[Entries from a dataset of interfaces]
════════

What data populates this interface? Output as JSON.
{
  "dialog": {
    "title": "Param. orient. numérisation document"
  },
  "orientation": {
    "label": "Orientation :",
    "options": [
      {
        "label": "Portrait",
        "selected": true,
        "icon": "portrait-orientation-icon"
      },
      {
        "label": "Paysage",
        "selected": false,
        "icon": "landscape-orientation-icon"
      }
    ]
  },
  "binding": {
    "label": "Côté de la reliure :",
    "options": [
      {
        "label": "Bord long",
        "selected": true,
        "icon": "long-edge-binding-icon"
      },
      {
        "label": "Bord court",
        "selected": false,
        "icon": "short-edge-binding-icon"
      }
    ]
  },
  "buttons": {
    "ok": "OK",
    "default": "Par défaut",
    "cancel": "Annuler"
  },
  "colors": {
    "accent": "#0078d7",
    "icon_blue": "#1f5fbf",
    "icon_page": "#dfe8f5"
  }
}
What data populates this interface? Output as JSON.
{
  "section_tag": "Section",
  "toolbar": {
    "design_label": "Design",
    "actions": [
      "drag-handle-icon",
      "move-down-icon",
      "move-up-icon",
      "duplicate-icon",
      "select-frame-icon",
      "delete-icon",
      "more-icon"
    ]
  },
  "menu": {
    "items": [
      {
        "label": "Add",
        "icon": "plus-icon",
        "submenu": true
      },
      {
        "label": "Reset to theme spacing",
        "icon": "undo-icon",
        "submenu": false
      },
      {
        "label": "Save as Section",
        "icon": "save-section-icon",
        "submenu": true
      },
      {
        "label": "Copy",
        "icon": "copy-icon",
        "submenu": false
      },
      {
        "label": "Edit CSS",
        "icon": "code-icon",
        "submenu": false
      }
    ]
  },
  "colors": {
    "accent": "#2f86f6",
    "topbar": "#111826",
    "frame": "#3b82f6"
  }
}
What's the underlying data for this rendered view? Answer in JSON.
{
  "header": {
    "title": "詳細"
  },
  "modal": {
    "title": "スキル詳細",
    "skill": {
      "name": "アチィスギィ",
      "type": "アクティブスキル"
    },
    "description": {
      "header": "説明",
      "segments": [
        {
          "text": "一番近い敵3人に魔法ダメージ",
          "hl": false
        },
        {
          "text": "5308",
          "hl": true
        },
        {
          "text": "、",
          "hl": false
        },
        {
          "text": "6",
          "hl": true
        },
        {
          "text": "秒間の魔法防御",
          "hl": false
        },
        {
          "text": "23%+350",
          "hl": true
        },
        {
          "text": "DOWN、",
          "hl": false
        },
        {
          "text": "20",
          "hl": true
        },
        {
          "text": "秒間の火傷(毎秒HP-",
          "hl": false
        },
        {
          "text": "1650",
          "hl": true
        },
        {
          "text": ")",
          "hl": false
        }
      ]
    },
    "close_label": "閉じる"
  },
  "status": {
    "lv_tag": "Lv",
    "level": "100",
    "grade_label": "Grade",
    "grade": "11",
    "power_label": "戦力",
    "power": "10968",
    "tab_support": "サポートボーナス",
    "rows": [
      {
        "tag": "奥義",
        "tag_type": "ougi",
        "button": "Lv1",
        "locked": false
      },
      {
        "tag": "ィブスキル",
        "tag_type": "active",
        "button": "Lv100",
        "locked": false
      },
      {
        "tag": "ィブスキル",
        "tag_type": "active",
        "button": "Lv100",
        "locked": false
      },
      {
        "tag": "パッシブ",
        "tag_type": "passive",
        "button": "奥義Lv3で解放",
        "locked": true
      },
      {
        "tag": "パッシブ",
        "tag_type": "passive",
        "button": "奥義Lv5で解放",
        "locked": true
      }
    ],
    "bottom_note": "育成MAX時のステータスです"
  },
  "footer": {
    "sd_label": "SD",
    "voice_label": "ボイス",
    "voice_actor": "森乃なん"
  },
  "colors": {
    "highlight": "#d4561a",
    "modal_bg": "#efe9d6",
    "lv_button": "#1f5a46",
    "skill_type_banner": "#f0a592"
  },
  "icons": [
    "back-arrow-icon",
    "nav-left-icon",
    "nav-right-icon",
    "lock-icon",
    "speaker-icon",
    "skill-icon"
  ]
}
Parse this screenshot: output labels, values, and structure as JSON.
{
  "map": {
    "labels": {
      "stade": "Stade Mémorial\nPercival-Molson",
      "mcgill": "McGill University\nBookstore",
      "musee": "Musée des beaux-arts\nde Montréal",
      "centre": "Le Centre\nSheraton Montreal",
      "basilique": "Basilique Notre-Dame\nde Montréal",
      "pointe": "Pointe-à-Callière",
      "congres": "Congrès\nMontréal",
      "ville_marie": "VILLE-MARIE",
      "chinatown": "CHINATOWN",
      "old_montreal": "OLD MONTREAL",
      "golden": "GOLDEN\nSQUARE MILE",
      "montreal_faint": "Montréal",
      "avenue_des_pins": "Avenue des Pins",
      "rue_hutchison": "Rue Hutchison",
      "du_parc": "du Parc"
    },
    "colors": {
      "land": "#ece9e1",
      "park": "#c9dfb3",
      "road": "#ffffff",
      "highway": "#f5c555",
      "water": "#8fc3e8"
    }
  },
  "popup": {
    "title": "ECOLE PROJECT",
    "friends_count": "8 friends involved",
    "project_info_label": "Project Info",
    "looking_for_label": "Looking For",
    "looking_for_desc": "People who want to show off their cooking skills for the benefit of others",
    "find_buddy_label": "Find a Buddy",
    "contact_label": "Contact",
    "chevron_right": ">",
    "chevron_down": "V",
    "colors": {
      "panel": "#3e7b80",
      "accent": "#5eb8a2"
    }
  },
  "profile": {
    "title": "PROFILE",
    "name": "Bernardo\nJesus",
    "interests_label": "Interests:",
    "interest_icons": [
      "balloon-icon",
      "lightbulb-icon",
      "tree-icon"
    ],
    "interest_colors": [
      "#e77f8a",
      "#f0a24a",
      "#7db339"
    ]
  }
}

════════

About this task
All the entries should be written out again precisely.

Response to the exercise
What data populates this interface? Output as JSON.
{
  "dialog": {
    "title": "Param. orient. numérisation document"
  },
  "orientation": {
    "label": "Orientation :",
    "options": [
      {
        "label": "Portrait",
        "selected": true,
        "icon": "portrait-orientation-icon"
      },
      {
        "label": "Paysage",
        "selected": false,
        "icon": "landscape-orientation-icon"
      }
    ]
  },
  "binding": {
    "label": "Côté de la reliure :",
    "options": [
      {
        "label": "Bord long",
        "selected": true,
        "icon": "long-edge-binding-icon"
      },
      {
        "label": "Bord court",
        "selected": false,
        "icon": "short-edge-binding-icon"
      }
    ]
  },
  "buttons": {
    "ok": "OK",
    "default": "Par défaut",
    "cancel": "Annuler"
  },
  "colors": {
    "accent": "#0078d7",
    "icon_blue": "#1f5fbf",
    "icon_page": "#dfe8f5"
  }
}
What data populates this interface? Output as JSON.
{
  "section_tag": "Section",
  "toolbar": {
    "design_label": "Design",
    "actions": [
      "drag-handle-icon",
      "move-down-icon",
      "move-up-icon",
      "duplicate-icon",
      "select-frame-icon",
      "delete-icon",
      "more-icon"
    ]
  },
  "menu": {
    "items": [
      {
        "label": "Add",
        "icon": "plus-icon",
        "submenu": true
      },
      {
        "label": "Reset to theme spacing",
        "icon": "undo-icon",
        "submenu": false
      },
      {
        "label": "Save as Section",
        "icon": "save-section-icon",
        "submenu": true
      },
      {
        "label": "Copy",
        "icon": "copy-icon",
        "submenu": false
      },
      {
        "label": "Edit CSS",
        "icon": "code-icon",
        "submenu": false
      }
    ]
  },
  "colors": {
    "accent": "#2f86f6",
    "topbar": "#111826",
    "frame": "#3b82f6"
  }
}
What's the underlying data for this rendered view? Answer in JSON.
{
  "header": {
    "title": "詳細"
  },
  "modal": {
    "title": "スキル詳細",
    "skill": {
      "name": "アチィスギィ",
      "type": "アクティブスキル"
    },
    "description": {
      "header": "説明",
      "segments": [
        {
          "text": "一番近い敵3人に魔法ダメージ",
          "hl": false
        },
        {
          "text": "5308",
          "hl": true
        },
        {
          "text": "、",
          "hl": false
        },
        {
          "text": "6",
          "hl": true
        },
        {
          "text": "秒間の魔法防御",
          "hl": false
        },
        {
          "text": "23%+350",
          "hl": true
        },
        {
          "text": "DOWN、",
          "hl": false
        },
        {
          "text": "20",
          "hl": true
        },
        {
          "text": "秒間の火傷(毎秒HP-",
          "hl": false
        },
        {
          "text": "1650",
          "hl": true
        },
        {
          "text": ")",
          "hl": false
        }
      ]
    },
    "close_label": "閉じる"
  },
  "status": {
    "lv_tag": "Lv",
    "level": "100",
    "grade_label": "Grade",
    "grade": "11",
    "power_label": "戦力",
    "power": "10968",
    "tab_support": "サポートボーナス",
    "rows": [
      {
        "tag": "奥義",
        "tag_type": "ougi",
        "button": "Lv1",
        "locked": false
      },
      {
        "tag": "ィブスキル",
        "tag_type": "active",
        "button": "Lv100",
        "locked": false
      },
      {
        "tag": "ィブスキル",
        "tag_type": "active",
        "button": "Lv100",
        "locked": false
      },
      {
        "tag": "パッシブ",
        "tag_type": "passive",
        "button": "奥義Lv3で解放",
        "locked": true
      },
      {
        "tag": "パッシブ",
        "tag_type": "passive",
        "button": "奥義Lv5で解放",
        "locked": true
      }
    ],
    "bottom_note": "育成MAX時のステータスです"
  },
  "footer": {
    "sd_label": "SD",
    "voice_label": "ボイス",
    "voice_actor": "森乃なん"
  },
  "colors": {
    "highlight": "#d4561a",
    "modal_bg": "#efe9d6",
    "lv_button": "#1f5a46",
    "skill_type_banner": "#f0a592"
  },
  "icons": [
    "back-arrow-icon",
    "nav-left-icon",
    "nav-right-icon",
    "lock-icon",
    "speaker-icon",
    "skill-icon"
  ]
}
Parse this screenshot: output labels, values, and structure as JSON.
{
  "map": {
    "labels": {
      "stade": "Stade Mémorial\nPercival-Molson",
      "mcgill": "McGill University\nBookstore",
      "musee": "Musée des beaux-arts\nde Montréal",
      "centre": "Le Centre\nSheraton Montreal",
      "basilique": "Basilique Notre-Dame\nde Montréal",
      "pointe": "Pointe-à-Callière",
      "congres": "Congrès\nMontréal",
      "ville_marie": "VILLE-MARIE",
      "chinatown": "CHINATOWN",
      "old_montreal": "OLD MONTREAL",
      "golden": "GOLDEN\nSQUARE MILE",
      "montreal_faint": "Montréal",
      "avenue_des_pins": "Avenue des Pins",
      "rue_hutchison": "Rue Hutchison",
      "du_parc": "du Parc"
    },
    "colors": {
      "land": "#ece9e1",
      "park": "#c9dfb3",
      "road": "#ffffff",
      "highway": "#f5c555",
      "water": "#8fc3e8"
    }
  },
  "popup": {
    "title": "ECOLE PROJECT",
    "friends_count": "8 friends involved",
    "project_info_label": "Project Info",
    "looking_for_label": "Looking For",
    "looking_for_desc": "People who want to show off their cooking skills for the benefit of others",
    "find_buddy_label": "Find a Buddy",
    "contact_label": "Contact",
    "chevron_right": ">",
    "chevron_down": "V",
    "colors": {
      "panel": "#3e7b80",
      "accent": "#5eb8a2"
    }
  },
  "profile": {
    "title": "PROFILE",
    "name": "Bernardo\nJesus",
    "interests_label": "Interests:",
    "interest_icons": [
      "balloon-icon",
      "lightbulb-icon",
      "tree-icon"
    ],
    "interest_colors": [
      "#e77f8a",
      "#f0a24a",
      "#7db339"
    ]
  }
}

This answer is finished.